#### REQUIREMENT
All of the records are to be reproduced exactly.

___ DATA RECORDS ___

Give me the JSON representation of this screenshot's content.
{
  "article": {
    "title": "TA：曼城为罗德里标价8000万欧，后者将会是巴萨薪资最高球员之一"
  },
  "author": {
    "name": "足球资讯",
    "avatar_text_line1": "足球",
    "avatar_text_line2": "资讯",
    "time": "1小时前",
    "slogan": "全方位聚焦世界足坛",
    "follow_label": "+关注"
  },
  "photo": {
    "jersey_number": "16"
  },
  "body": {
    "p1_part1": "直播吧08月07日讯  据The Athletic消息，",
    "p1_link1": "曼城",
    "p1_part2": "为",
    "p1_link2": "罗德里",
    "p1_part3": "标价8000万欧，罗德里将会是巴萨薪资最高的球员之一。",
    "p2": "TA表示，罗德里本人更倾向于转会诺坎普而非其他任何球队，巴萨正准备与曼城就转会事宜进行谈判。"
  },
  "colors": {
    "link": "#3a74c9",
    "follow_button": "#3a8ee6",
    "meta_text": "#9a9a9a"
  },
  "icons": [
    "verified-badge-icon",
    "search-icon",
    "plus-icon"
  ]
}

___

#### EXERCISE RESPONSE
Give me the JSON representation of this screenshot's content.
{
  "article": {
    "title": "TA：曼城为罗德里标价8000万欧，后者将会是巴萨薪资最高球员之一"
  },
  "author": {
    "name": "足球资讯",
    "avatar_text_line1": "足球",
    "avatar_text_line2": "资讯",
    "time": "1小时前",
    "slogan": "全方位聚焦世界足坛",
    "follow_label": "+关注"
  },
  "photo": {
    "jersey_number": "16"
  },
  "body": {
    "p1_part1": "直播吧08月07日讯  据The Athletic消息，",
    "p1_link1": "曼城",
    "p1_part2": "为",
    "p1_link2": "罗德里",
    "p1_part3": "标价8000万欧，罗德里将会是巴萨薪资最高的球员之一。",
    "p2": "TA表示，罗德里本人更倾向于转会诺坎普而非其他任何球队，巴萨正准备与曼城就转会事宜进行谈判。"
  },
  "colors": {
    "link": "#3a74c9",
    "follow_button": "#3a8ee6",
    "meta_text": "#9a9a9a"
  },
  "icons": [
    "verified-badge-icon",
    "search-icon",
    "plus-icon"
  ]
}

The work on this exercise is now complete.